>>

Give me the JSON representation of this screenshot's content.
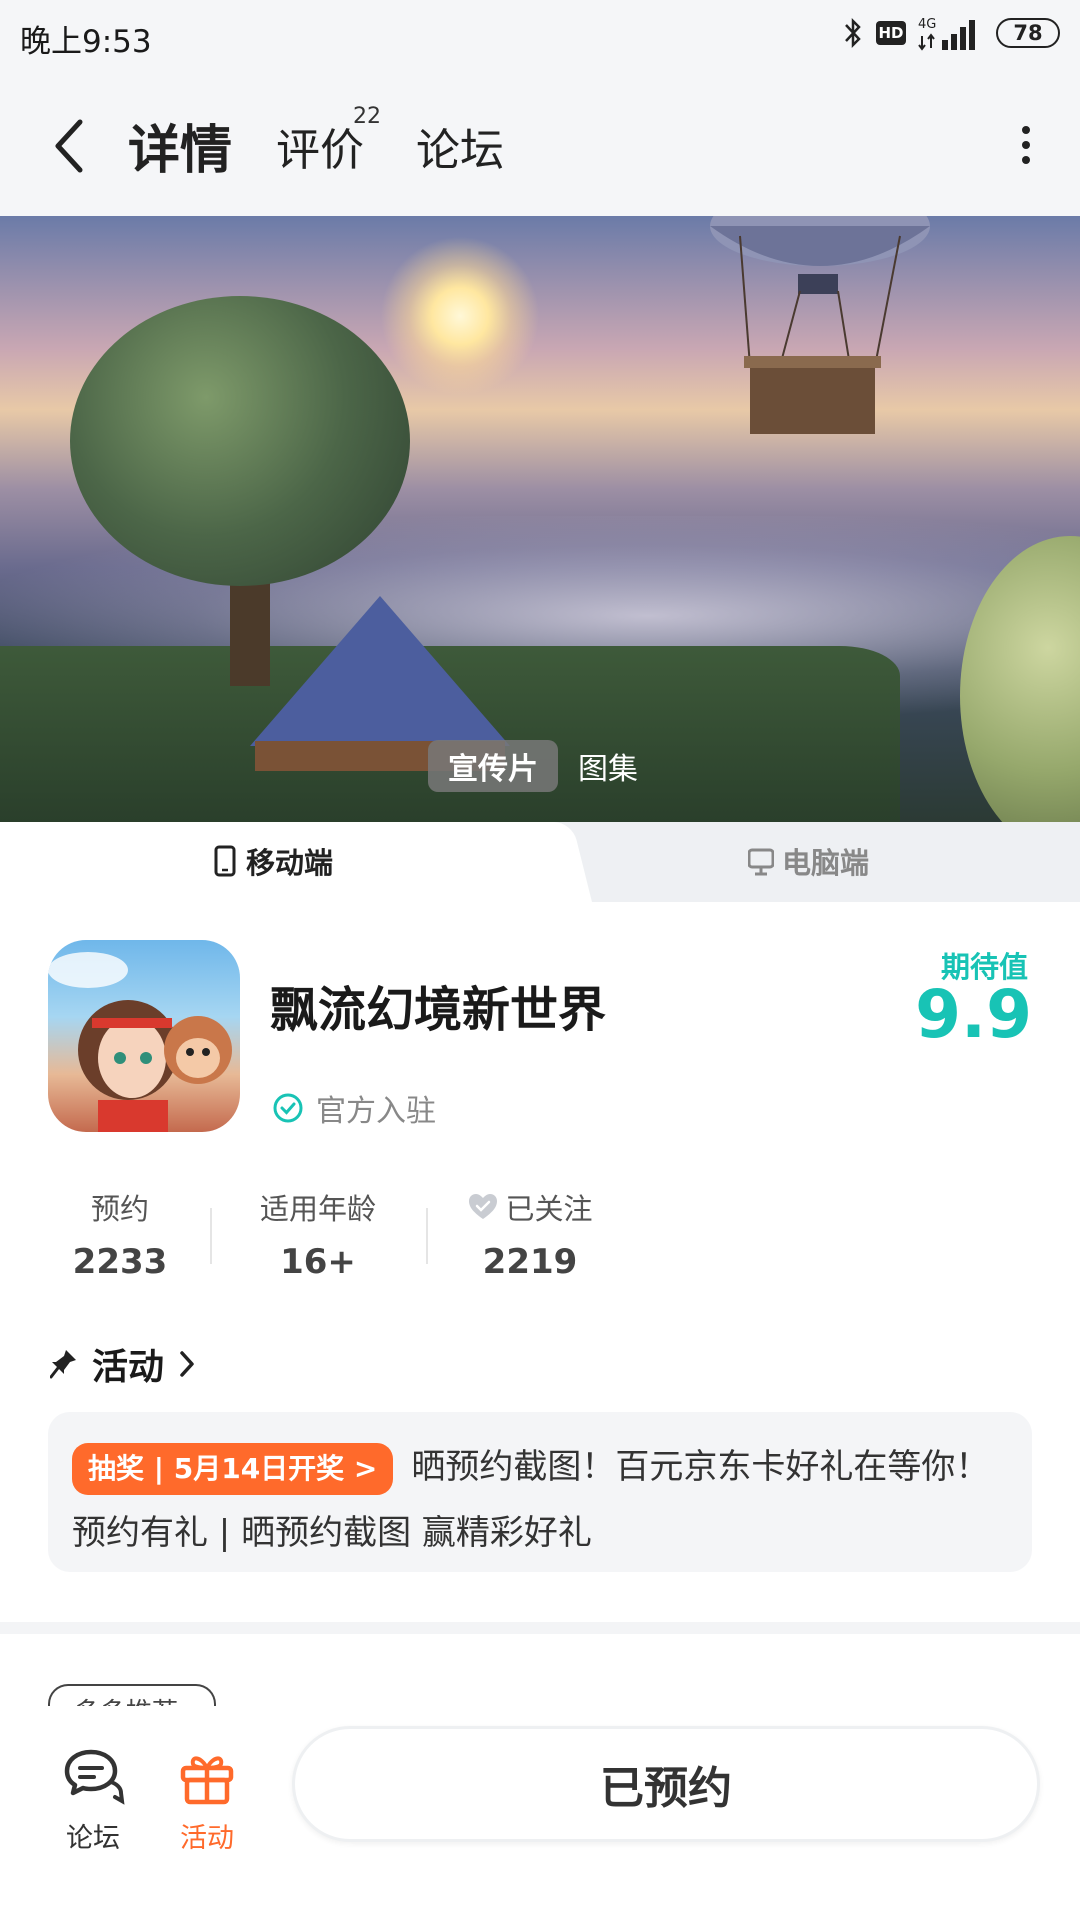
{
  "status_bar": {
    "time": "晚上9:53",
    "hd": "HD",
    "network": "4G",
    "battery": "78"
  },
  "nav": {
    "tabs": [
      {
        "label": "详情",
        "active": true
      },
      {
        "label": "评价",
        "badge": "22"
      },
      {
        "label": "论坛"
      }
    ],
    "accent_color": "#18c3b5"
  },
  "banner": {
    "media_tabs": [
      {
        "label": "宣传片",
        "active": true
      },
      {
        "label": "图集"
      }
    ]
  },
  "platform_tabs": [
    {
      "label": "移动端",
      "icon": "phone-icon",
      "active": true
    },
    {
      "label": "电脑端",
      "icon": "monitor-icon"
    }
  ],
  "app": {
    "title": "飘流幻境新世界",
    "official_label": "官方入驻",
    "expect_label": "期待值",
    "expect_score": "9.9"
  },
  "stats": [
    {
      "label": "预约",
      "value": "2233"
    },
    {
      "label": "适用年龄",
      "value": "16+"
    },
    {
      "label": "已关注",
      "value": "2219",
      "icon": "heart-icon"
    }
  ],
  "activity": {
    "title": "活动",
    "badge": "抽奖 | 5月14日开奖 >",
    "text": "晒预约截图！百元京东卡好礼在等你！ 预约有礼 | 晒预约截图 赢精彩好礼",
    "badge_color": "#ff6a2b"
  },
  "next_section": {
    "chip": "多多推荐"
  },
  "bottom_bar": {
    "items": [
      {
        "label": "论坛",
        "icon": "chat-icon"
      },
      {
        "label": "活动",
        "icon": "gift-icon",
        "color": "#ff6a2b"
      }
    ],
    "primary_button": "已预约"
  }
}
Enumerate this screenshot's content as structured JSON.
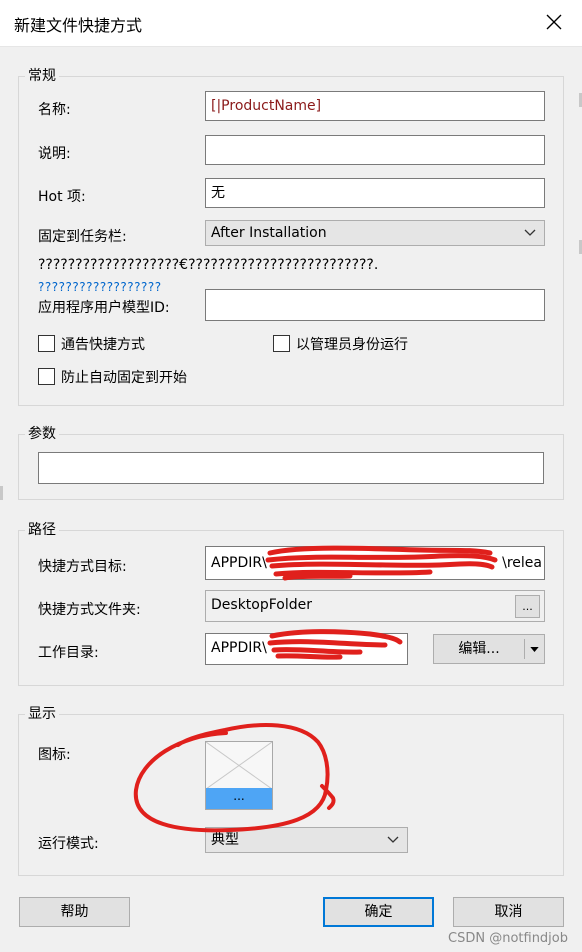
{
  "window": {
    "title": "新建文件快捷方式"
  },
  "general": {
    "legend": "常规",
    "name_label": "名称:",
    "name_value": "[|ProductName]",
    "desc_label": "说明:",
    "desc_value": "",
    "hotkey_label": "Hot 项:",
    "hotkey_value": "无",
    "pin_label": "固定到任务栏:",
    "pin_value": "After Installation",
    "warning_text": "???????????????????€?????????????????????????.",
    "link_text": "??????????????????",
    "appmodel_label": "应用程序用户模型ID:",
    "appmodel_value": "",
    "checkboxes": {
      "advertise": "通告快捷方式",
      "run_as_admin": "以管理员身份运行",
      "prevent_pin": "防止自动固定到开始"
    }
  },
  "args": {
    "legend": "参数",
    "value": ""
  },
  "path": {
    "legend": "路径",
    "target_label": "快捷方式目标:",
    "target_prefix": "APPDIR\\",
    "target_suffix": "\\relea",
    "folder_label": "快捷方式文件夹:",
    "folder_value": "DesktopFolder",
    "folder_browse": "...",
    "workdir_label": "工作目录:",
    "workdir_prefix": "APPDIR\\",
    "edit_button": "编辑..."
  },
  "display": {
    "legend": "显示",
    "icon_label": "图标:",
    "icon_button": "...",
    "runmode_label": "运行模式:",
    "runmode_value": "典型"
  },
  "buttons": {
    "help": "帮助",
    "ok": "确定",
    "cancel": "取消"
  },
  "watermark": "CSDN @notfindjob",
  "colors": {
    "accent": "#0078d7",
    "name_value": "#8b1a1a",
    "scribble": "#e0201c",
    "icon_bar": "#4ea5f5"
  }
}
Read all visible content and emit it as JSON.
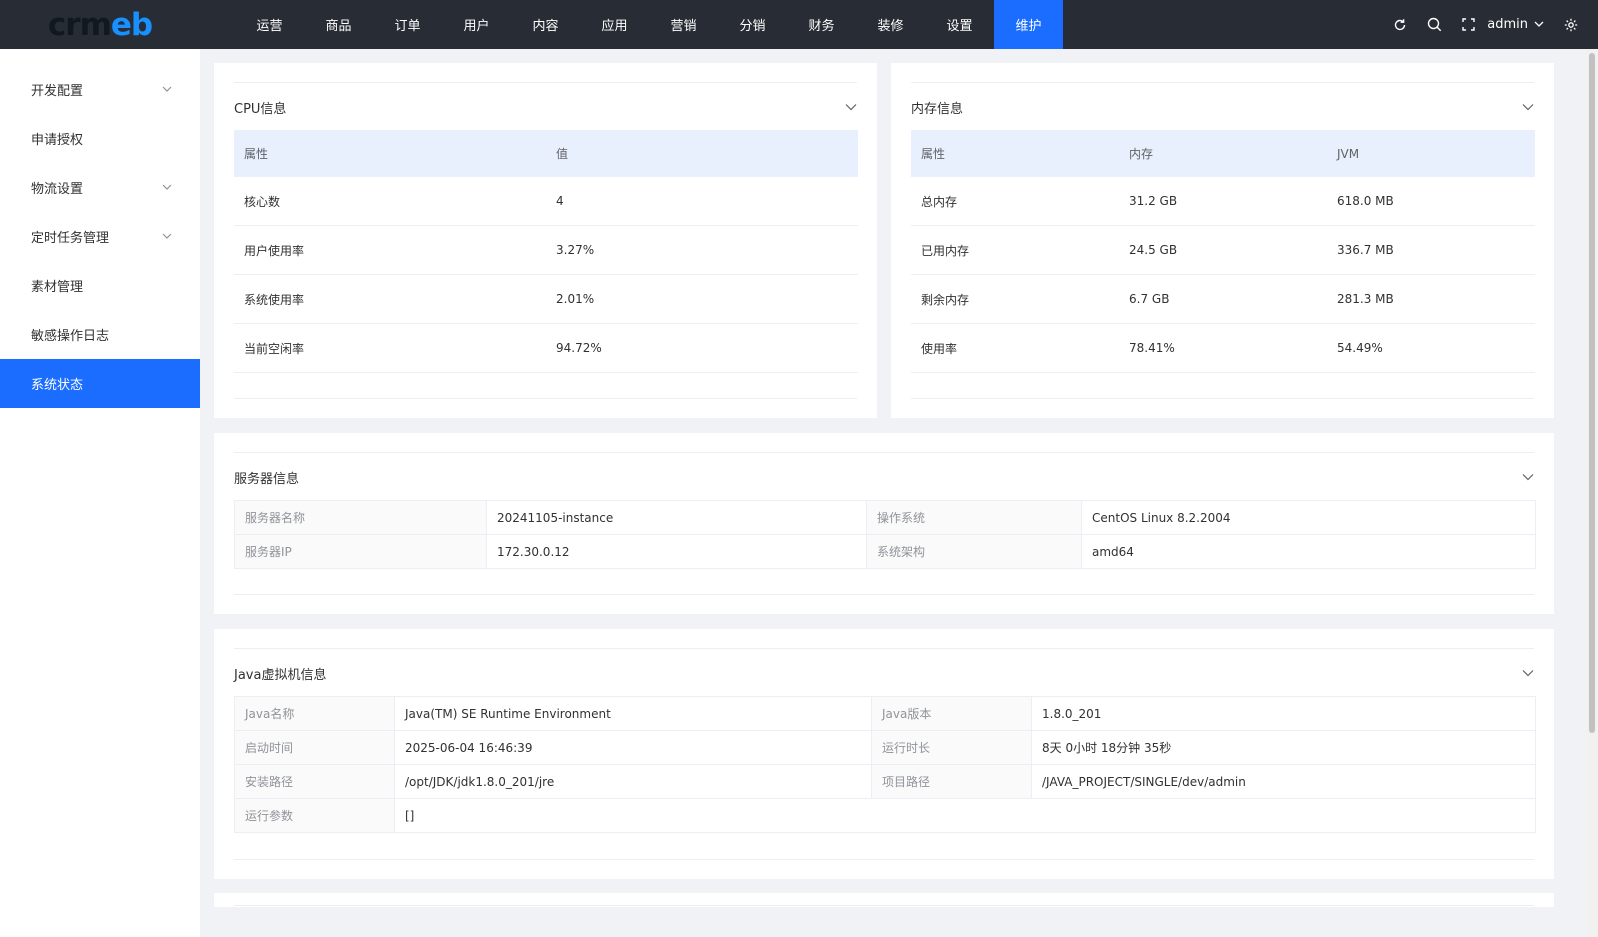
{
  "brand": {
    "logo_text_a": "crm",
    "logo_text_b": "eb"
  },
  "topnav": [
    {
      "label": "运营"
    },
    {
      "label": "商品"
    },
    {
      "label": "订单"
    },
    {
      "label": "用户"
    },
    {
      "label": "内容"
    },
    {
      "label": "应用"
    },
    {
      "label": "营销"
    },
    {
      "label": "分销"
    },
    {
      "label": "财务"
    },
    {
      "label": "装修"
    },
    {
      "label": "设置"
    },
    {
      "label": "维护",
      "active": true
    }
  ],
  "user": {
    "name": "admin"
  },
  "sidebar": [
    {
      "label": "开发配置",
      "has_children": true
    },
    {
      "label": "申请授权",
      "has_children": false
    },
    {
      "label": "物流设置",
      "has_children": true
    },
    {
      "label": "定时任务管理",
      "has_children": true
    },
    {
      "label": "素材管理",
      "has_children": false
    },
    {
      "label": "敏感操作日志",
      "has_children": false
    },
    {
      "label": "系统状态",
      "has_children": false,
      "active": true
    }
  ],
  "cpu": {
    "title": "CPU信息",
    "columns": [
      "属性",
      "值"
    ],
    "rows": [
      [
        "核心数",
        "4"
      ],
      [
        "用户使用率",
        "3.27%"
      ],
      [
        "系统使用率",
        "2.01%"
      ],
      [
        "当前空闲率",
        "94.72%"
      ]
    ]
  },
  "memory": {
    "title": "内存信息",
    "columns": [
      "属性",
      "内存",
      "JVM"
    ],
    "rows": [
      [
        "总内存",
        "31.2 GB",
        "618.0 MB"
      ],
      [
        "已用内存",
        "24.5 GB",
        "336.7 MB"
      ],
      [
        "剩余内存",
        "6.7 GB",
        "281.3 MB"
      ],
      [
        "使用率",
        "78.41%",
        "54.49%"
      ]
    ]
  },
  "server": {
    "title": "服务器信息",
    "rows": [
      [
        "服务器名称",
        "20241105-instance",
        "操作系统",
        "CentOS Linux 8.2.2004"
      ],
      [
        "服务器IP",
        "172.30.0.12",
        "系统架构",
        "amd64"
      ]
    ]
  },
  "jvm": {
    "title": "Java虚拟机信息",
    "rows": [
      [
        "Java名称",
        "Java(TM) SE Runtime Environment",
        "Java版本",
        "1.8.0_201"
      ],
      [
        "启动时间",
        "2025-06-04 16:46:39",
        "运行时长",
        "8天 0小时 18分钟 35秒"
      ],
      [
        "安装路径",
        "/opt/JDK/jdk1.8.0_201/jre",
        "项目路径",
        "/JAVA_PROJECT/SINGLE/dev/admin"
      ]
    ],
    "args_label": "运行参数",
    "args_value": "[]"
  },
  "colors": {
    "topbar": "#282c34",
    "accent": "#1a6dff",
    "header_row": "#e8f0fe"
  }
}
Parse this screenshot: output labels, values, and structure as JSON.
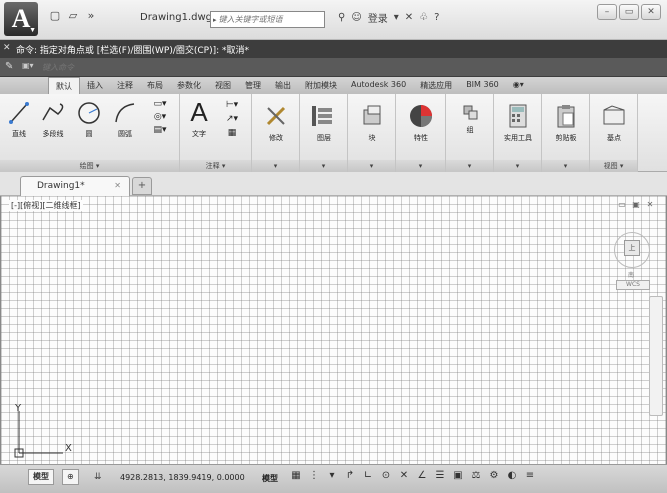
{
  "title_bar": {
    "app_letter": "A",
    "document_title": "Drawing1.dwg",
    "search_placeholder": "键入关键字或短语",
    "user_name": "登录",
    "help_icon": "?",
    "window_controls": [
      "–",
      "▭",
      "✕"
    ]
  },
  "command_line": {
    "history": "命令: 指定对角点或 [栏选(F)/圈围(WP)/圈交(CP)]: *取消*",
    "input_placeholder": "键入命令"
  },
  "ribbon": {
    "tabs": [
      "默认",
      "插入",
      "注释",
      "布局",
      "参数化",
      "视图",
      "管理",
      "输出",
      "附加模块",
      "Autodesk 360",
      "精选应用",
      "BIM 360"
    ],
    "active_tab": "默认",
    "draw_panel": {
      "tools": [
        "直线",
        "多段线",
        "圆",
        "圆弧"
      ],
      "footer": "绘图 ▾"
    },
    "annotation_panel": {
      "tools": [
        "文字"
      ],
      "footer": "注释 ▾"
    },
    "modify_panel": {
      "label": "修改",
      "footer": "▾"
    },
    "layers_panel": {
      "label": "图层",
      "footer": "▾"
    },
    "block_panel": {
      "label": "块",
      "footer": "▾"
    },
    "properties_panel": {
      "label": "特性",
      "footer": "▾"
    },
    "groups_panel": {
      "label": "组",
      "footer": "▾"
    },
    "utilities_panel": {
      "label": "实用工具",
      "footer": "▾"
    },
    "clipboard_panel": {
      "label": "剪贴板",
      "footer": "▾"
    },
    "view_panel": {
      "label": "基点",
      "footer": "视图 ▾"
    }
  },
  "file_tabs": {
    "active": "Drawing1*",
    "close": "✕",
    "new": "+"
  },
  "canvas": {
    "viewport_label": "[-][俯视][二维线框]",
    "viewcube_face": "上",
    "viewcube_south": "南",
    "wcs_label": "WCS",
    "ucs_x": "X",
    "ucs_y": "Y"
  },
  "status_bar": {
    "layout_model": "模型",
    "coordinates": "4928.2813, 1839.9419, 0.0000",
    "mode": "模型"
  }
}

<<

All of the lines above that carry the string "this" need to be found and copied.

» Written solution:
Give me the JSON representation of this screenshot's content.
Enumerate this screenshot's content as structured JSON.
Parse this screenshot: output labels, values, and structure as JSON.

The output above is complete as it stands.